The safety record of the Forest Service´s aerial firefighting program is unacceptable and changes should be made.
That´s the conclusion of a blue-ribbon panel studying the program after three fatal crashes this summer. One was a dramatic crash caught on film by a Reno television station when the wings snapped off in the Sierra and the C-130 air cargo plane sent three crew members to their death.
The panel of aircraft experts is faulting the Federal Aviation Administration for taking a hands-off approach when it comes to certifying and inspecting the firefighting aircraft, many of which are leftover military tankers, some remnants from World War II, bought by private contractors and modified for aerial firefighting.
The panel says the FAA reviews maintenance records of the firefighting aircraft, but “rarely, if ever, physically inspect an aircraft to ensure that it is safe to fly an intended mission.”
That leaves Forest Service, Bureau of Land Management or private contract personnel to decide if an aircraft is safe to fly.

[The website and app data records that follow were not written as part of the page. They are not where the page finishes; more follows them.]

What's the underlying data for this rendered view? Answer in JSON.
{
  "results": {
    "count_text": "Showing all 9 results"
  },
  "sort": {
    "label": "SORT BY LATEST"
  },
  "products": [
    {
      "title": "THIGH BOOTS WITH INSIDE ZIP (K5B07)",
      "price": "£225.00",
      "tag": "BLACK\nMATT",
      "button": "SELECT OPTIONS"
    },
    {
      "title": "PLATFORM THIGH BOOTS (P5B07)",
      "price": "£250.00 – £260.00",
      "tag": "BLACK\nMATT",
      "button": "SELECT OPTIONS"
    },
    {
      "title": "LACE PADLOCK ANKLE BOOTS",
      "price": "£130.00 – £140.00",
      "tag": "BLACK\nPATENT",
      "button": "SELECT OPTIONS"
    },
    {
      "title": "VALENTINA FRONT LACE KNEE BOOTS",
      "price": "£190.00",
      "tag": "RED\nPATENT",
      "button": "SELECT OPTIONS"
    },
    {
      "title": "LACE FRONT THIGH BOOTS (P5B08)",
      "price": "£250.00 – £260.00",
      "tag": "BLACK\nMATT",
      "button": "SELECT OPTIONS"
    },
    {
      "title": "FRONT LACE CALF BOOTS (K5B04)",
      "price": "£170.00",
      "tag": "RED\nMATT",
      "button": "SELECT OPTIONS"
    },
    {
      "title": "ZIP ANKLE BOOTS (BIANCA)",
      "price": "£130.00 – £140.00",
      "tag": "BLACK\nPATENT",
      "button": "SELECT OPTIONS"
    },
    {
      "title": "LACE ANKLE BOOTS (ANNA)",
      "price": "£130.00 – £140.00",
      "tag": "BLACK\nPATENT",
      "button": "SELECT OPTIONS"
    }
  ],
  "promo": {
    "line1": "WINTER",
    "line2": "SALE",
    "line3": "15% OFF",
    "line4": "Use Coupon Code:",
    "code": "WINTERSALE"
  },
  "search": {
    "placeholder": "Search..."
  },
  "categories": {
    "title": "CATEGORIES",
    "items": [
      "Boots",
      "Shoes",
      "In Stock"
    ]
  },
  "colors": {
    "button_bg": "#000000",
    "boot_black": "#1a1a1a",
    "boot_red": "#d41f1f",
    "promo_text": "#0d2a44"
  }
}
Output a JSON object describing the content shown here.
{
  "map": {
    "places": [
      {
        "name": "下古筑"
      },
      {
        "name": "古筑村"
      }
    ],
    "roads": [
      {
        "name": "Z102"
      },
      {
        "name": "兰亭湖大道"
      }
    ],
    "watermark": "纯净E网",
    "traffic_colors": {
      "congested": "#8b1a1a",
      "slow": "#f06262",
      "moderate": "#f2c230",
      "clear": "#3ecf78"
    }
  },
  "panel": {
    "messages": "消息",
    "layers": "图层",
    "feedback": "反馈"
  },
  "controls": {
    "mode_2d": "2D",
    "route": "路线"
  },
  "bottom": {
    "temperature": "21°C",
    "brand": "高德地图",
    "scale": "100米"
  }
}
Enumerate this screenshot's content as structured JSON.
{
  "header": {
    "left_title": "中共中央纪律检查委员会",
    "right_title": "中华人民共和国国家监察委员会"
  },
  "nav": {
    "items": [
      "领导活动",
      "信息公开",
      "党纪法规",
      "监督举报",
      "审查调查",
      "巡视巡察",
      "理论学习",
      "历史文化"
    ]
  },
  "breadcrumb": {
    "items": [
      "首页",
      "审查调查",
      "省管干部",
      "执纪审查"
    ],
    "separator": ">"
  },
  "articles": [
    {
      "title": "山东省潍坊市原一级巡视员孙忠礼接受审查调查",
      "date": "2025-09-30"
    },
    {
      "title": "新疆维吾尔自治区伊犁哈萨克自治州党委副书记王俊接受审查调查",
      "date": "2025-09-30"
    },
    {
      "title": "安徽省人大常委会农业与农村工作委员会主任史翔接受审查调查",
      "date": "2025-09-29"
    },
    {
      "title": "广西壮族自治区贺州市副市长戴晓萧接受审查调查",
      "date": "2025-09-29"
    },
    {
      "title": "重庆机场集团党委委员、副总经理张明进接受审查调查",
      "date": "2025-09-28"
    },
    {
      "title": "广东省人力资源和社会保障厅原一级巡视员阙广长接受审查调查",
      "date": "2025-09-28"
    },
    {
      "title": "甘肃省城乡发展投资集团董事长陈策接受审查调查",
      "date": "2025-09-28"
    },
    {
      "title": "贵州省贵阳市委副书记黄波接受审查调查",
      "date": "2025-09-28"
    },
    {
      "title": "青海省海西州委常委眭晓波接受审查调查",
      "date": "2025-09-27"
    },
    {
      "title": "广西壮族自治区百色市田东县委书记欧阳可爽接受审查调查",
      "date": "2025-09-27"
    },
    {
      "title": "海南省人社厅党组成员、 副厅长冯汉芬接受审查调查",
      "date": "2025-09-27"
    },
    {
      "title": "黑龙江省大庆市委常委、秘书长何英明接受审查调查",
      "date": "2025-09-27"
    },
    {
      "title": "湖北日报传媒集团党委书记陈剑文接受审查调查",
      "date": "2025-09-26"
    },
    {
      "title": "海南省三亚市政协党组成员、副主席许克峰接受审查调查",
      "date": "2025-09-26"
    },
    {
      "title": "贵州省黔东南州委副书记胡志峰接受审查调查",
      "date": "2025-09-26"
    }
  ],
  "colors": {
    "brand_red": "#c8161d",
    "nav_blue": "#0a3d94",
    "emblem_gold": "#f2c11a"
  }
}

The panel says safety standards for the contract pilots and crew flying firefighting missions are lower than for those flying other government missions. It says the government does not impose special standards upon private contractors to reflect the severe conditions in which the aircraft are flown.